Mr. Horvath continued, “The sad truth, Dorothy is that you are not my real daughter. You were adopted. When I married your mother, she was pregnant. Don’t get me wrong, you know I cared for your as one of my own. But, in matters of inheritance, please do not be disappointed, I have instructed my lawyers to make sure my estate is distributed among various charities in Chicago, and to my son’s family in Munich, Germany. Alaricus has been gone for some time, cancer, but I have three grandchildren and his wife. I would appreciate it, if you do not attempt to contact his family: Signed, with love, Aubrey A. Cowlings.”
Thanks to Mr. Horvath, we were allowed to sit quietly in the conference room for nearly an hour.
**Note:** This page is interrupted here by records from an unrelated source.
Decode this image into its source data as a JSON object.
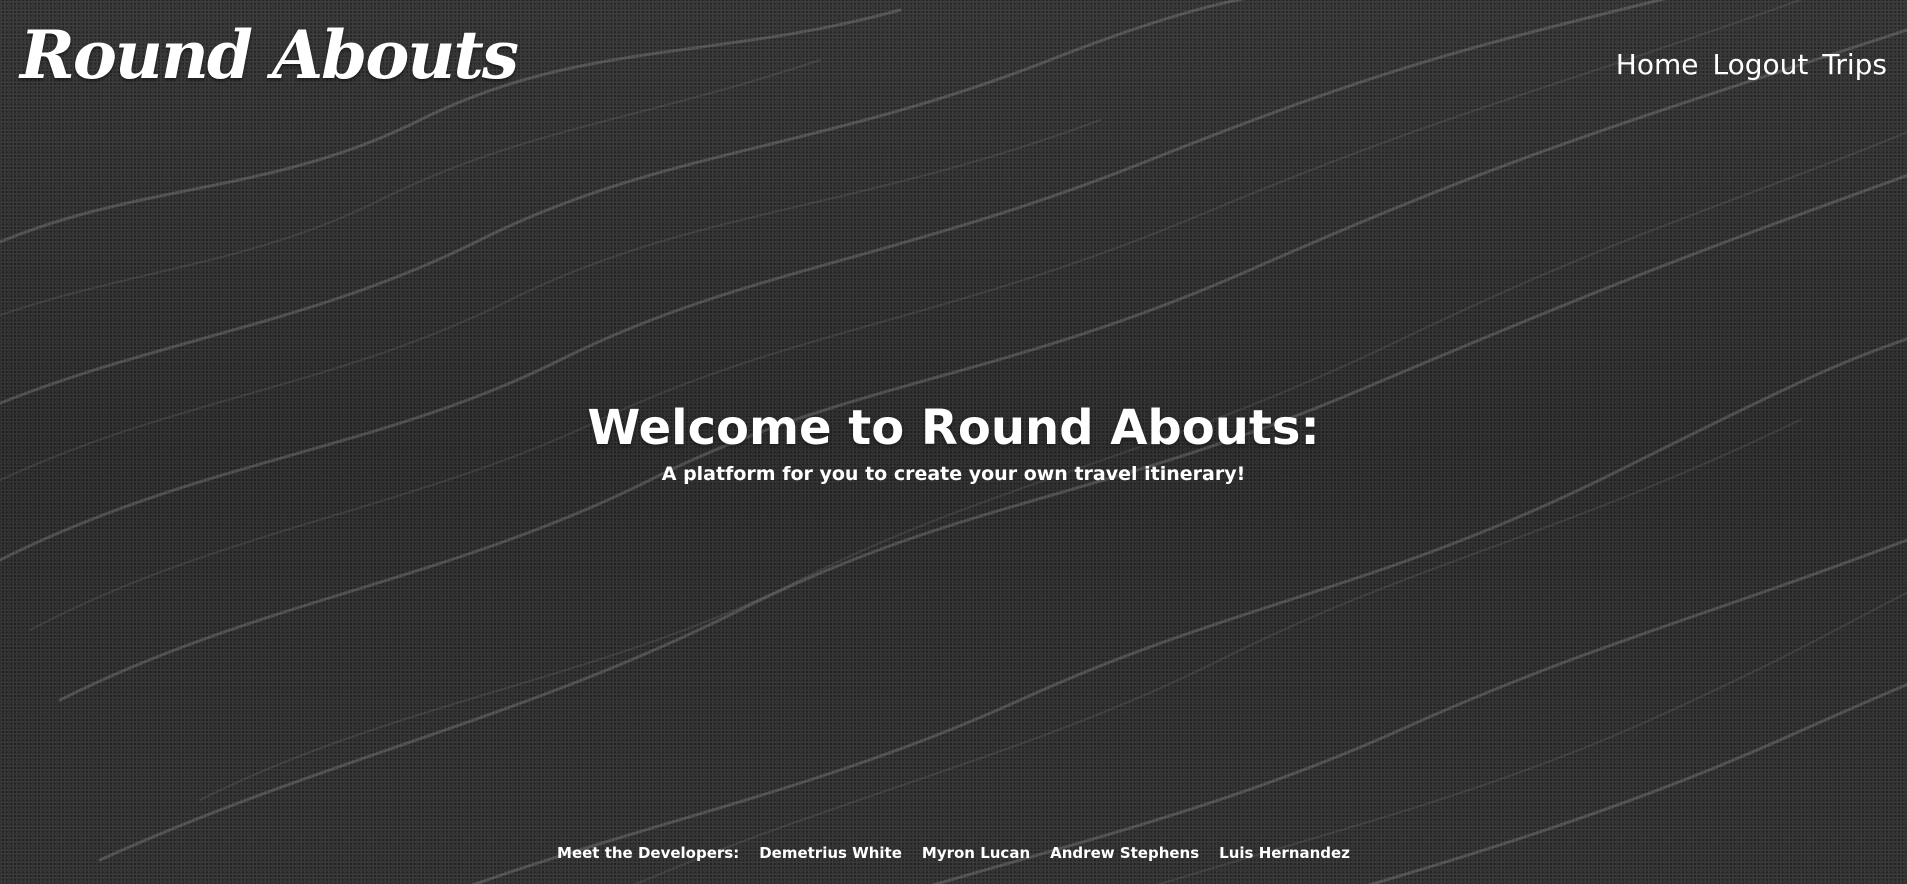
{
  "header": {
    "logo_text": "Round Abouts",
    "nav": [
      {
        "label": "Home"
      },
      {
        "label": "Logout"
      },
      {
        "label": "Trips"
      }
    ]
  },
  "hero": {
    "title": "Welcome to Round Abouts:",
    "subtitle": "A platform for you to create your own travel itinerary!"
  },
  "footer": {
    "label": "Meet the Developers:",
    "developers": [
      {
        "name": "Demetrius White"
      },
      {
        "name": "Myron Lucan"
      },
      {
        "name": "Andrew Stephens"
      },
      {
        "name": "Luis Hernandez"
      }
    ]
  },
  "colors": {
    "text": "#ffffff",
    "background": "#2c2c2c"
  },
  "icons": {
    "background": "black-sand-ripples-image"
  }
}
I have to tell you, mother never shed a tear. After thanking the receptionist, we went through the office door and never looked back. Nothing changed in mother’s heart, it remained as open as ever. Not one bitter pill did she swallow. The balance of her life was love and forgiveness.
Mother has been gone for at least twelve years now. I miss her terribly. She had a wonderful life. She never acted out a mean bone in her body. She lived frugally, though over the years I made sure she was more than comfortable. For the longest time, we became all we had, and we showed it.
She left me a wonderful legacy, but unfortunately, not all bequests are cherished, and honored. Like my counterfeit-grandfather, I keep things guarded. When I present at someone’s door, it is much more about the whom I’ve become, about guarding my feelings. I’ve become more observant about whom I let in. As mother’s heart opened over the years, mine closed. I’m certainly not perfect.
I have proof. “You have a stone heart,” said Mila as she slammed the door behind her, “Whack!”
I am not sure why I am thinking so far back in time, especially when I should be concentrating on one task, a simple signature.
I say to no one here, “You can do this!”
As I sign the divorce decree, I imagine myself in front of a large winter door in a snow storm, as the white spice of silence descends from the sky and unfolds around me, I’m left there standing, certain of one thing, that love is much more nuanced and complicated than any knock, than any open and shut.
Dan A. Cardoza’s fiction, nonfiction, and poetry have been published internationally. Most recently in 45th Parallel, Bull, California Quarterly, Cleaver, Coffin Bell, Deep Overstock, Dream Noir, Entropy, Gravel, Literary Heist, Mystery Tribune, New Flash Fiction Review, and Spelk. He has an MS Degree in Counselling from CSU, Sacramento.